Body of Lies and Flash of Genius: One closer to the truth than the other

By Joanne Laurier, 3 November 2008

Ridley Scott’s Body of Lies gives advice on how better to prosecute the so-called “war on terror,” while Flash of Genius provides a moving account of a real-life battle against corporate criminality.

Vancouver International Film Festival 2008—Part 4

Repentance, betrayal and the less dramatic

By Joanne Laurier, 23 October 2008

This is the fourth in a series of articles on the recent Vancouver International Film Festival (September 25-October 10).

Vancouver International Film Festival 2008—Part 2

Art, artists, the difficulties of the 20th century

By Joanne Laurier, 16 October 2008

This is the second in a series of articles on the recent Vancouver International Film Festival (September 25-October 10).

Toronto International Film Festival 2008—Part 4

Some urgency about the state of the world

By Joanne Laurier, 26 September 2008

This is the fourth of a series of articles devoted to the recent Toronto film festival (September 4-13).

Toronto International Film Festival 2008—Part 2

Social drama

By Joanne Laurier, 20 September 2008

This is the second of a series of articles devoted to the recent Toronto film festival (September 4-13).  Part 1 was published September 18. A deeply felt humanism characterized many of the films seen by this reviewer at the Toronto festival. For the most part, such films exhibited insight and sensitivity about how people operate in their daily lives in distressing social circumstances. Not much was taken lightly, even in comedies. The plight of immigrants or the native-born in some of the poorest—and richest—of lands was often rendered with care.

Buffalo '66: "All my life I've been a lonely boy"

By David Walsh and Joanne Laurier, 22 July 1998

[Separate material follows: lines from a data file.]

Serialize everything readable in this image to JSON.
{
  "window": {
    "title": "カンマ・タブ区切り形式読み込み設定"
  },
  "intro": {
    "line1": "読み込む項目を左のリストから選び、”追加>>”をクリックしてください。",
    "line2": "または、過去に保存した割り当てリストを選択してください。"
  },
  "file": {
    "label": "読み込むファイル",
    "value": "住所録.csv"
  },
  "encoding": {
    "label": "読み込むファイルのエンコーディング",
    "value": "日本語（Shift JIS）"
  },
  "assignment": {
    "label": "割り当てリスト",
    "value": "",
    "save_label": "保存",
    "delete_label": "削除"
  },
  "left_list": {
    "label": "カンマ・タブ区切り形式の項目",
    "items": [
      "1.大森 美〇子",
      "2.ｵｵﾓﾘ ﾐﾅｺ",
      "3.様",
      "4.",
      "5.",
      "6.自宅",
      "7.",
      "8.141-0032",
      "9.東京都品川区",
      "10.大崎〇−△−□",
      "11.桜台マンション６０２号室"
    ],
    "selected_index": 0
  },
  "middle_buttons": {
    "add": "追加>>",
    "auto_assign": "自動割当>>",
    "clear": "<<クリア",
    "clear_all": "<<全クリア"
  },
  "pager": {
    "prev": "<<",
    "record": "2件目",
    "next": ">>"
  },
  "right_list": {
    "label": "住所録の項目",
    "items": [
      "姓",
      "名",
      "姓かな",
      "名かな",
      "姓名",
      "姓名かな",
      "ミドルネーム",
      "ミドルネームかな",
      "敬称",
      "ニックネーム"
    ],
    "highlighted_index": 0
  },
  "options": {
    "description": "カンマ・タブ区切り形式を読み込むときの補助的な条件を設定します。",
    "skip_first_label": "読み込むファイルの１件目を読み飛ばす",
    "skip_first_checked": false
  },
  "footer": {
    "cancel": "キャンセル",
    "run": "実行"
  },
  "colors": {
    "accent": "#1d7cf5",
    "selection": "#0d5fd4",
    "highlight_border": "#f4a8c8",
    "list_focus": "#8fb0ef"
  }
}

Vincent Gallo's Buffalo '66, co-scripted by the director and Alison Bagnall, is one of the most beautiful and moving American films I have seen in a very long time. It deserves the support of every serious moviegoer.